Stored data
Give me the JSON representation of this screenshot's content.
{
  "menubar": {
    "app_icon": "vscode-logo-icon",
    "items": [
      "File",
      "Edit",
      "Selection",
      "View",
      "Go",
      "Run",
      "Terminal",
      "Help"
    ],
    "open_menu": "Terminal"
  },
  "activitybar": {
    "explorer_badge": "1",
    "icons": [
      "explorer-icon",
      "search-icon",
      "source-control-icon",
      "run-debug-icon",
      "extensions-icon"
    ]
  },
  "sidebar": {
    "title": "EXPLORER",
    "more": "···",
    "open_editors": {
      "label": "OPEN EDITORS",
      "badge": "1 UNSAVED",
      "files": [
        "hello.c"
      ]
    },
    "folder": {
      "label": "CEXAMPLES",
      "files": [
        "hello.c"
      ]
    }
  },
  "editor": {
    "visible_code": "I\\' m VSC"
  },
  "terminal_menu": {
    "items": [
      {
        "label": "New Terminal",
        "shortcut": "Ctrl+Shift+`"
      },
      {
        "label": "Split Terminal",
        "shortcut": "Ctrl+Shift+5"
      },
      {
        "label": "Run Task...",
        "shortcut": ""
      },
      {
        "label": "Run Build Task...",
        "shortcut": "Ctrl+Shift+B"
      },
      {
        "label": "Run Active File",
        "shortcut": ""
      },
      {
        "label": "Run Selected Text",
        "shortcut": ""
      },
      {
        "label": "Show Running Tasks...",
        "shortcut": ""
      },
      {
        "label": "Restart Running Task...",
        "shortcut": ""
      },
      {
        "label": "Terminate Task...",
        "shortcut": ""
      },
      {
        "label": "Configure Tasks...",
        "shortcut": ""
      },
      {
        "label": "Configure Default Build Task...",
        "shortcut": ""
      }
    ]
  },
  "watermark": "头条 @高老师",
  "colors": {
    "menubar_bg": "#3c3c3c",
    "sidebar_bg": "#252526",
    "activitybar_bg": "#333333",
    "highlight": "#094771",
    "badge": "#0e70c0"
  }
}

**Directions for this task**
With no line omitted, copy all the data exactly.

**Solution for this problem**
Give me the JSON representation of this screenshot's content.
{
  "menubar": {
    "app_icon": "vscode-logo-icon",
    "items": [
      "File",
      "Edit",
      "Selection",
      "View",
      "Go",
      "Run",
      "Terminal",
      "Help"
    ],
    "open_menu": "Terminal"
  },
  "activitybar": {
    "explorer_badge": "1",
    "icons": [
      "explorer-icon",
      "search-icon",
      "source-control-icon",
      "run-debug-icon",
      "extensions-icon"
    ]
  },
  "sidebar": {
    "title": "EXPLORER",
    "more": "···",
    "open_editors": {
      "label": "OPEN EDITORS",
      "badge": "1 UNSAVED",
      "files": [
        "hello.c"
      ]
    },
    "folder": {
      "label": "CEXAMPLES",
      "files": [
        "hello.c"
      ]
    }
  },
  "editor": {
    "visible_code": "I\\' m VSC"
  },
  "terminal_menu": {
    "items": [
      {
        "label": "New Terminal",
        "shortcut": "Ctrl+Shift+`"
      },
      {
        "label": "Split Terminal",
        "shortcut": "Ctrl+Shift+5"
      },
      {
        "label": "Run Task...",
        "shortcut": ""
      },
      {
        "label": "Run Build Task...",
        "shortcut": "Ctrl+Shift+B"
      },
      {
        "label": "Run Active File",
        "shortcut": ""
      },
      {
        "label": "Run Selected Text",
        "shortcut": ""
      },
      {
        "label": "Show Running Tasks...",
        "shortcut": ""
      },
      {
        "label": "Restart Running Task...",
        "shortcut": ""
      },
      {
        "label": "Terminate Task...",
        "shortcut": ""
      },
      {
        "label": "Configure Tasks...",
        "shortcut": ""
      },
      {
        "label": "Configure Default Build Task...",
        "shortcut": ""
      }
    ]
  },
  "watermark": "头条 @高老师",
  "colors": {
    "menubar_bg": "#3c3c3c",
    "sidebar_bg": "#252526",
    "activitybar_bg": "#333333",
    "highlight": "#094771",
    "badge": "#0e70c0"
  }
}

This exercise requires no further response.